Occasionally there comes a loosely categorised action movie that is less about the action and effects and more about the story, even if it is a bit on the sentimental side. '16 Blocks', helmed by 'Lethal Weapon' director Richard Donner, is about the comedy and the characters before it is about the car chases and shoot-outs - and to its benefit.
Detective Jack Mosley (Willis) has done one too many days on the job. Driven to drink, pretty much alone in life and weary of being assigned menial tasks at work (mostly because he turns up drunk), he can't wait to clock off each day. But one particular day, when he is forced to take on another mundane assignment, he sees how the force is about to change.
Mosley is given the job of transporting witness Eddie Bunker (Def) from his prison cell to the courthouse, where he is due to give evidence, 16 blocks away. But that trip becomes one of the longest Mosley has ever made as he is forced to make some tough decisions and examine his own moral conscience along the way (not always as preachy as it sounds, though).
His prisoner Eddie is about to give evidence that will blow the lid on some of the most crooked cops in New York, an influential group that Mosley was once part of but no longer subscribes to; partly because he doesn't care much for the politics of the job anymore, but mostly because he doesn't seem to feel at ease with watching innocent people pay the price for police mistakes. Not everyone shares his sense of moral obligation to the people he serves, though, and those who feel differently will stop at nothing to destroy all evidence of their own wrongdoing.
Willis is very much in his comfort zone here, playing the fallen, yet well-intentioned, hero with precision and wonderfully roughed up for the part of the ageing, weary and alcohol-driven cop. But it is rap star Mos Def, however, that steals most of the scenes as the yappy petty criminal with an opinion on everything. His dragged-out delivery of his one-liners contrasts perfectly with the sense of urgency that should surround their getaway attempt – with his well-played insecurities making it all the more believable that Mosley feels such a sense of duty to protect this guy who has a dream (to become a novelty cake baker, by the way!).
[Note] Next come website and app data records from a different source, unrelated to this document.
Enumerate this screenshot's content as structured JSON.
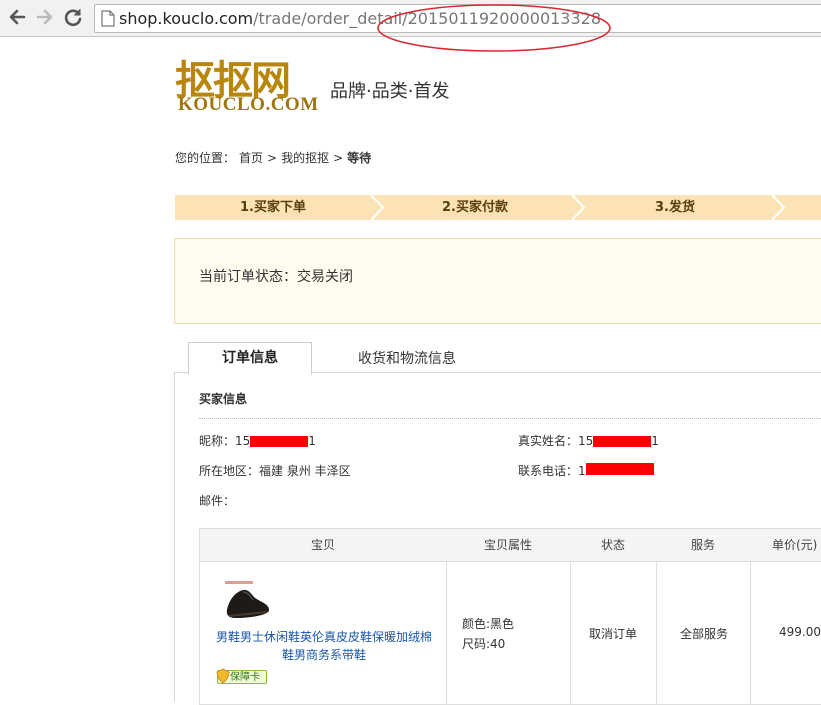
{
  "browser": {
    "url_host": "shop.kouclo.com",
    "url_path": "/trade/order_detail/2015011920000013328"
  },
  "logo": {
    "cn": "抠抠网",
    "en": "KOUCLO.COM"
  },
  "tagline": "品牌·品类·首发",
  "breadcrumb": {
    "prefix": "您的位置：",
    "home": "首页",
    "sep1": ">",
    "mine": "我的抠抠",
    "sep2": ">",
    "current": "等待"
  },
  "steps": [
    "1.买家下单",
    "2.买家付款",
    "3.发货"
  ],
  "status": {
    "label": "当前订单状态：",
    "value": "交易关闭"
  },
  "tabs": {
    "active": "订单信息",
    "other": "收货和物流信息"
  },
  "buyer": {
    "title": "买家信息",
    "nickname_label": "昵称：",
    "nickname_prefix": "15",
    "nickname_suffix": "1",
    "realname_label": "真实姓名：",
    "realname_prefix": "15",
    "realname_suffix": "1",
    "region_label": "所在地区：",
    "region_value": "福建 泉州 丰泽区",
    "phone_label": "联系电话：",
    "phone_prefix": "1",
    "email_label": "邮件："
  },
  "table": {
    "headers": [
      "宝贝",
      "宝贝属性",
      "状态",
      "服务",
      "单价(元)"
    ],
    "row": {
      "title": "男鞋男士休闲鞋英伦真皮皮鞋保暖加绒棉鞋男商务系带鞋",
      "badge": "保障卡",
      "attr_color": "颜色:黑色",
      "attr_size": "尺码:40",
      "status": "取消订单",
      "service": "全部服务",
      "price": "499.00"
    }
  },
  "colors": {
    "steps_bg": "#fbe3b6",
    "status_bg": "#fffbee",
    "annotation": "#d9272e",
    "redaction": "#ff0000",
    "link": "#1a57a8"
  }
}
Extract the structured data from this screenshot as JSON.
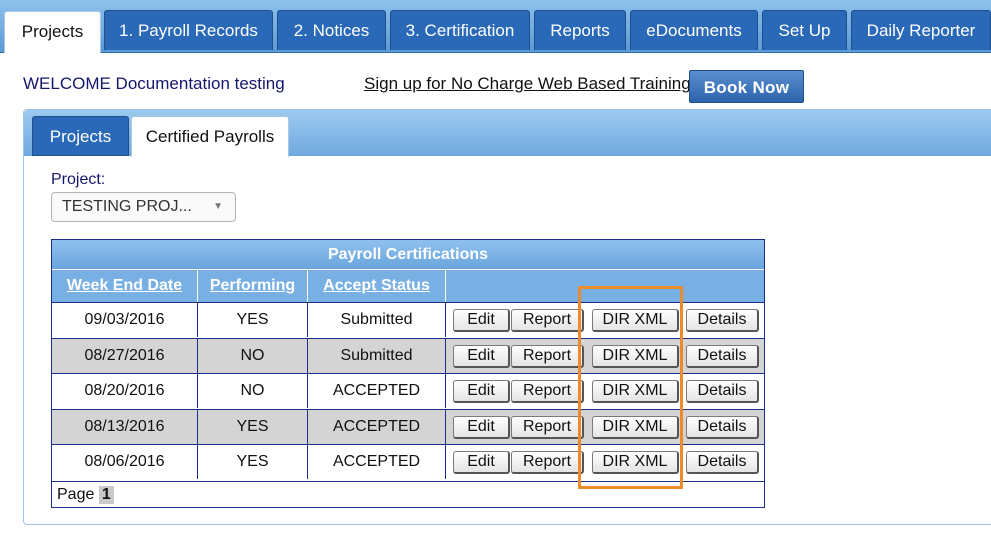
{
  "top_tabs": [
    "Projects",
    "1. Payroll Records",
    "2. Notices",
    "3. Certification",
    "Reports",
    "eDocuments",
    "Set Up",
    "Daily Reporter"
  ],
  "welcome_text": "WELCOME Documentation testing",
  "training_link": "Sign up for No Charge Web Based Training",
  "book_now": "Book Now",
  "sub_tabs": [
    "Projects",
    "Certified Payrolls"
  ],
  "project_label": "Project:",
  "project_select_value": "TESTING PROJ...",
  "grid": {
    "title": "Payroll Certifications",
    "headers": [
      "Week End Date",
      "Performing",
      "Accept Status"
    ],
    "buttons": [
      "Edit",
      "Report",
      "DIR XML",
      "Details"
    ],
    "rows": [
      {
        "date": "09/03/2016",
        "performing": "YES",
        "status": "Submitted"
      },
      {
        "date": "08/27/2016",
        "performing": "NO",
        "status": "Submitted"
      },
      {
        "date": "08/20/2016",
        "performing": "NO",
        "status": "ACCEPTED"
      },
      {
        "date": "08/13/2016",
        "performing": "YES",
        "status": "ACCEPTED"
      },
      {
        "date": "08/06/2016",
        "performing": "YES",
        "status": "ACCEPTED"
      }
    ],
    "page_label": "Page",
    "page_number": "1"
  },
  "colors": {
    "nav_blue": "#2a69b8",
    "highlight_orange": "#ec8a2e",
    "text_navy": "#15166e"
  }
}
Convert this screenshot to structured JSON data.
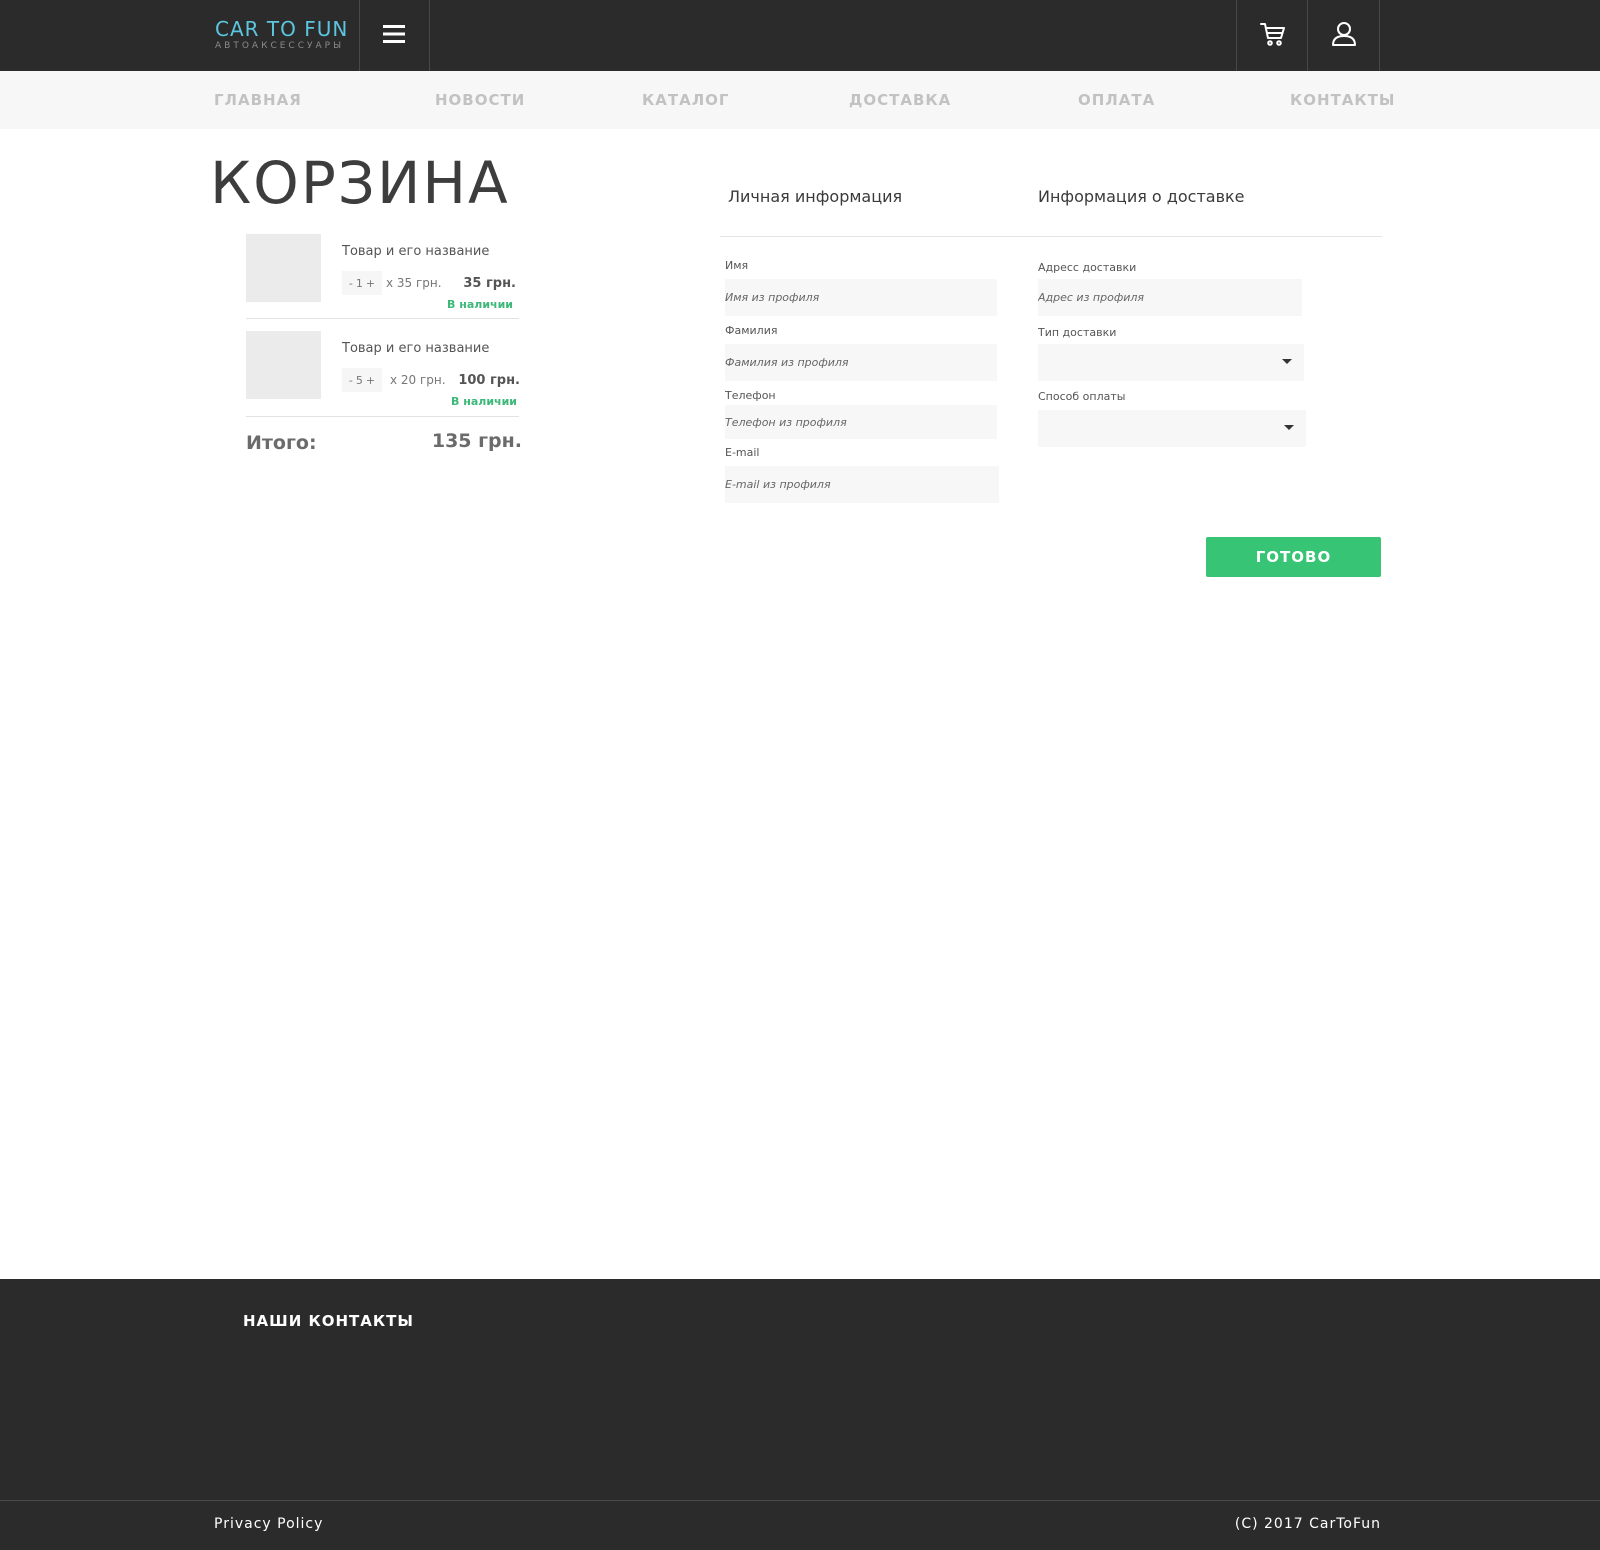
{
  "header": {
    "logo_title": "CAR TO FUN",
    "logo_subtitle": "АВТОАКСЕССУАРЫ",
    "menu_icon": "hamburger-icon",
    "cart_icon": "cart-icon",
    "user_icon": "user-icon"
  },
  "nav": {
    "items": [
      {
        "label": "ГЛАВНАЯ"
      },
      {
        "label": "НОВОСТИ"
      },
      {
        "label": "КАТАЛОГ"
      },
      {
        "label": "ДОСТАВКА"
      },
      {
        "label": "ОПЛАТА"
      },
      {
        "label": "КОНТАКТЫ"
      }
    ]
  },
  "cart": {
    "title": "КОРЗИНА",
    "items": [
      {
        "name": "Товар и его название",
        "qty_minus": "-",
        "qty": "1",
        "qty_plus": "+",
        "unit_price": "x 35 грн.",
        "price": "35 грн.",
        "stock": "В наличии"
      },
      {
        "name": "Товар и его название",
        "qty_minus": "-",
        "qty": "5",
        "qty_plus": "+",
        "unit_price": "x 20 грн.",
        "price": "100 грн.",
        "stock": "В наличии"
      }
    ],
    "total_label": "Итого:",
    "total_value": "135 грн."
  },
  "form": {
    "personal_title": "Личная информация",
    "delivery_title": "Информация о доставке",
    "first_name": {
      "label": "Имя",
      "placeholder": "Имя из профиля"
    },
    "last_name": {
      "label": "Фамилия",
      "placeholder": "Фамилия из профиля"
    },
    "phone": {
      "label": "Телефон",
      "placeholder": "Телефон из профиля"
    },
    "email": {
      "label": "E-mail",
      "placeholder": "E-mail из профиля"
    },
    "address": {
      "label": "Адресс доставки",
      "placeholder": "Адрес из профиля"
    },
    "delivery_type": {
      "label": "Тип доставки",
      "value": ""
    },
    "payment_method": {
      "label": "Способ оплаты",
      "value": ""
    },
    "submit_label": "ГОТОВО"
  },
  "footer": {
    "title": "НАШИ КОНТАКТЫ",
    "privacy": "Privacy Policy",
    "copyright": "(C) 2017 CarToFun"
  },
  "colors": {
    "header_bg": "#2b2b2b",
    "logo": "#5cc6de",
    "accent_green": "#37c475",
    "stock_green": "#3cb878"
  }
}
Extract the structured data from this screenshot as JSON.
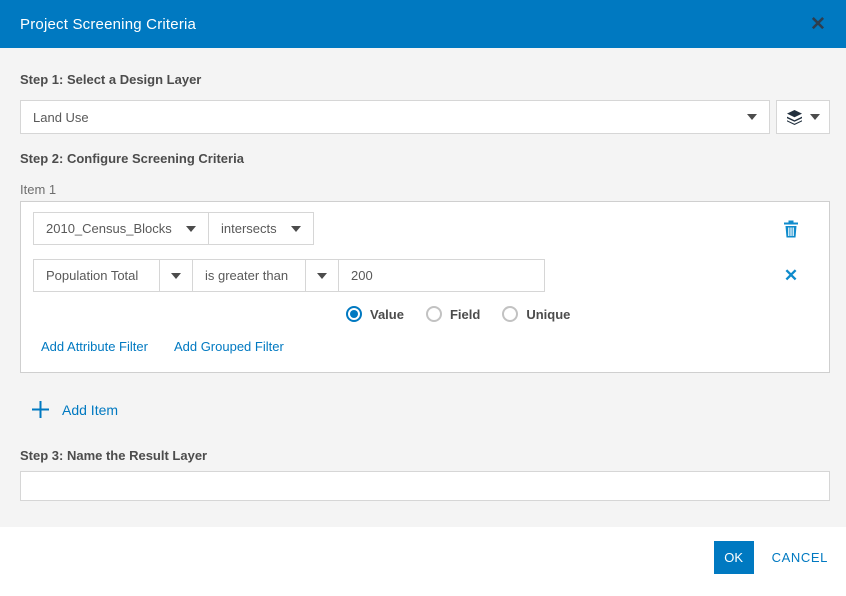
{
  "header": {
    "title": "Project Screening Criteria"
  },
  "icons": {
    "close": "✕",
    "remove": "✕"
  },
  "step1": {
    "heading": "Step 1: Select a Design Layer",
    "layer_select_value": "Land Use"
  },
  "step2": {
    "heading": "Step 2: Configure Screening Criteria",
    "item_label": "Item 1",
    "criteria_layer_value": "2010_Census_Blocks",
    "operator_value": "intersects",
    "attribute_field_value": "Population Total",
    "condition_value": "is greater than",
    "value_input": "200",
    "radios": [
      {
        "label": "Value",
        "selected": true
      },
      {
        "label": "Field",
        "selected": false
      },
      {
        "label": "Unique",
        "selected": false
      }
    ],
    "add_attribute_filter_label": "Add Attribute Filter",
    "add_grouped_filter_label": "Add Grouped Filter",
    "add_item_label": "Add Item"
  },
  "step3": {
    "heading": "Step 3: Name the Result Layer",
    "input_value": ""
  },
  "footer": {
    "ok_label": "OK",
    "cancel_label": "CANCEL"
  },
  "colors": {
    "accent": "#0079c1",
    "header_bg": "#0079c1",
    "content_bg": "#f4f4f4",
    "border": "#d6d6d6"
  }
}
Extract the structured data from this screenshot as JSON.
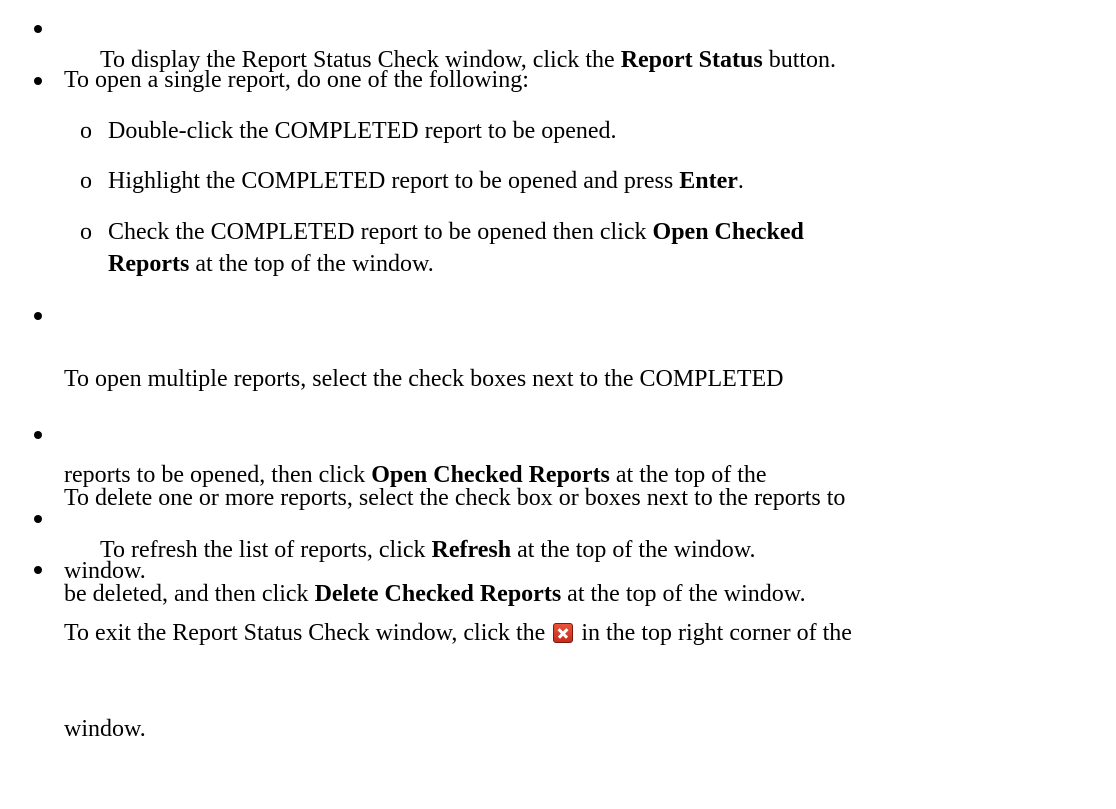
{
  "items": [
    {
      "parts": [
        "To display the Report Status Check window, click the ",
        "Report Status",
        " button."
      ]
    },
    {
      "parts": [
        "To open a single report, do one of the following:"
      ],
      "subitems": [
        {
          "marker": "o",
          "parts": [
            "Double-click the COMPLETED report to be opened."
          ]
        },
        {
          "marker": "o",
          "parts": [
            "Highlight the COMPLETED report to be opened and press ",
            "Enter",
            "."
          ]
        },
        {
          "marker": "o",
          "line1": [
            "Check the COMPLETED report to be opened then click ",
            "Open Checked"
          ],
          "line2": [
            "Reports",
            " at the top of the window."
          ]
        }
      ]
    },
    {
      "line1": "To open multiple reports, select the check boxes next to the COMPLETED",
      "line2": [
        "reports to be opened, then click ",
        "Open Checked Reports",
        " at the top of the"
      ],
      "line3": "window."
    },
    {
      "line1": "To delete one or more reports, select the check box or boxes next to the reports to",
      "line2": [
        "be deleted, and then click ",
        "Delete Checked Reports",
        " at the top of the window."
      ]
    },
    {
      "parts": [
        "To refresh the list of reports, click ",
        "Refresh",
        " at the top of the window."
      ]
    },
    {
      "line1a": "To exit the Report Status Check window, click the ",
      "icon": "close-icon",
      "line1b": " in the top right corner of the",
      "line2": "window."
    }
  ]
}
A buddy movie with a difference, '16 Blocks' is a witty and quick-moving (even if relatively uneventful) film. Sure, it can get slightly mawkish at times but it's also very funny.